Olympic Glory can justify odds by running rings around rivals
THOSE of us who write about racing often get a bit of stick when we tip a short-priced favourite and we quite rightly risk being labelled as unoriginal.
Tipping the jolly, after all, is something any old mug can do. Most people having a bet, especially those that do it for a bit of craic on a Saturday afternoon, are on the lookout for something at a decent price which offers a nice payout if it wins.
However, there are certain races where backing the favourite simply makes sense from both a practical and a value point of view and it's interesting to note that 73pc of the Lockinge Stakes winners since 1997 have come from the top two horses in the betting.

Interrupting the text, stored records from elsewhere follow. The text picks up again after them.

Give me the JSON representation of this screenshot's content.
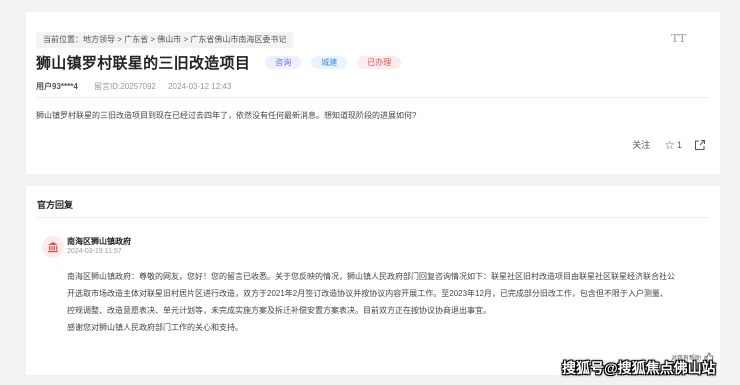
{
  "breadcrumb": "当前位置：地方领导 > 广东省 > 佛山市 > 广东省佛山市南海区委书记",
  "font_toggle": "TT",
  "post": {
    "title": "狮山镇罗村联星的三旧改造项目",
    "tags": [
      "咨询",
      "城建",
      "已办理"
    ],
    "user": "用户93****4",
    "message_id": "留言ID:20257092",
    "datetime": "2024-03-12 12:43",
    "question": "狮山镇罗村联星的三旧改造项目到现在已经过去四年了，依然没有任何最新消息。想知道现阶段的进展如何?",
    "follow_label": "关注",
    "star_count": "1"
  },
  "reply": {
    "section_title": "官方回复",
    "org_name": "南海区狮山镇政府",
    "date": "2024-03-19 11:57",
    "lines": [
      "南海区狮山镇政府：尊敬的网友，您好！您的留言已收悉。关于您反映的情况，狮山镇人民政府部门回复咨询情况如下：联星社区旧村改造项目由联星社区联星经济联合社公",
      "开选取市场改造主体对联星旧村居片区进行改造，双方于2021年2月签订改造协议并按协议内容开展工作。至2023年12月，已完成部分旧改工作，包含但不限于入户测量、",
      "控规调整、改造意愿表决、单元计划等，未完成实施方案及拆迁补偿安置方案表决。目前双方正在按协议协商退出事宜。",
      "感谢您对狮山镇人民政府部门工作的关心和支持。"
    ],
    "helpful_label": "对我有帮助"
  },
  "watermark": "搜狐号@搜狐焦点佛山站",
  "colors": {
    "tag_consult": "#6a72d8",
    "tag_build": "#3a8ad8",
    "tag_done": "#e05050",
    "gov_icon": "#d9534f"
  }
}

Indeed, all winners since the turn of the century have been priced in single figures, with Farhh (100/30), Frankel (2/7), Canford Cliffs (4/5) and Paco Boy (8/11) the latest four to come home in front in the Group One mile-long test at Newbury (3.50).
This year, the market is headed by Richard Hannon's Olympic Glory and, as hard as I've tried to come up with reasons to take him on, I'm finding it impossible to oppose the four-year-old which, at 125, is half a stone clear of nearest rival in the ratings, Top Notch Tonto (118).
I suppose it could be argued that his ninth place out of 10 runners in the Breeders' Cup Mile at Santa Anita last time out in November is reason enough to swerve the son of Choisir at such a short price but to be honest, I don't get too concerned when a horse flops in a race Stateside.
The conditions and tactics in the big American races are totally different to this part of the world and many top-class European horses have struggled at events like the Breeders' Cup.
Besides, the pace was far too strong, the going didn't suit and Richard Hughes simply couldn't get him into the rhythm of the race. As such, I think it's safe enough to discount Santa Anita.
Having raced mostly in France, Olympic Glory was perhaps underappreciated in Britain last season but a rock-solid performance when beating the likes of Top Notch Tonto and Dawn Approach in the Queen Elizabeth II Stakes at Ascot confirmed that he can keep his own in this type of company.
On that occasion, Hughes weaved his way through the field with ease and when he asked his mount to push on around a furlong from home, the response he got was absolutely terrific.
Frankie Dettori rides today as number one jockey to Sheikh Joaan Al Thani, with Hughes partnering Montiridge.
Of the rest, American import Verrazano could be the danger horse at 4/1 on his first start for Aidan O'Brien.
He has won a couple of Grade One races across the Atlantic and the vibes from Ballydoyle are quite positive, so it will be interesting to see how he gets on today, having finished fourth in the Breeders' Cup Dirt Mile in November.
Tullius is another one to watch for the Andrew Balding stable.
He ran a career best when winning a Group Two over a mile at Sandown last time and the six-year-old seems to be improving with age and experience.
THE Paul Cole-trained Meritocracy can be workmanlike at times but he has a bit of talent deep down and showed a nice turn of foot to land a competitive nursery handicap at Kempton back in October.
The handicapper raised him 5lb to a mark of 90, which was a little on the high side, and he finished mid-division in his two races since.
He's back down to a realistic 87 for the Coral.co.uk Sprint Trophy at Newmarket (3.30) and it would be no surprise to see him finish in the money this afternoon, priced around 14/1
2.05 Newbury: Sky Hunter
2.55 Newmarket: Parbold
3.30 Newmarket: Meritocracy (e/w)
3.50 Newbury: Olympic Glory
Do the double
WIGAN'S victory over Manchester City in last year's FA Cup final proved that the underdog can triumph now and again but I doubt we'll see a similar situation unfold today as Hull take on Arsenal. With very little to lose, Hull could be dangerous but the Gunners haven't seen silverware since 2005 and are unlikely to slip up this evening. Back Arsenal in the half-time/full-time market at 23/20.
A GOOD case could be made for at least four horses in the Listed Tamdown King Charles II Stakes at Newmarket (2.55) but the Richard Fahey-trained Parbold looks a little overpriced at 10/3. The colt was giving weight all-round when fifth in a handicap here last month and remains of interest, having held his own in a Group Two at York previously.
* Last week's double was successful on both legs at an overall price of 10/3.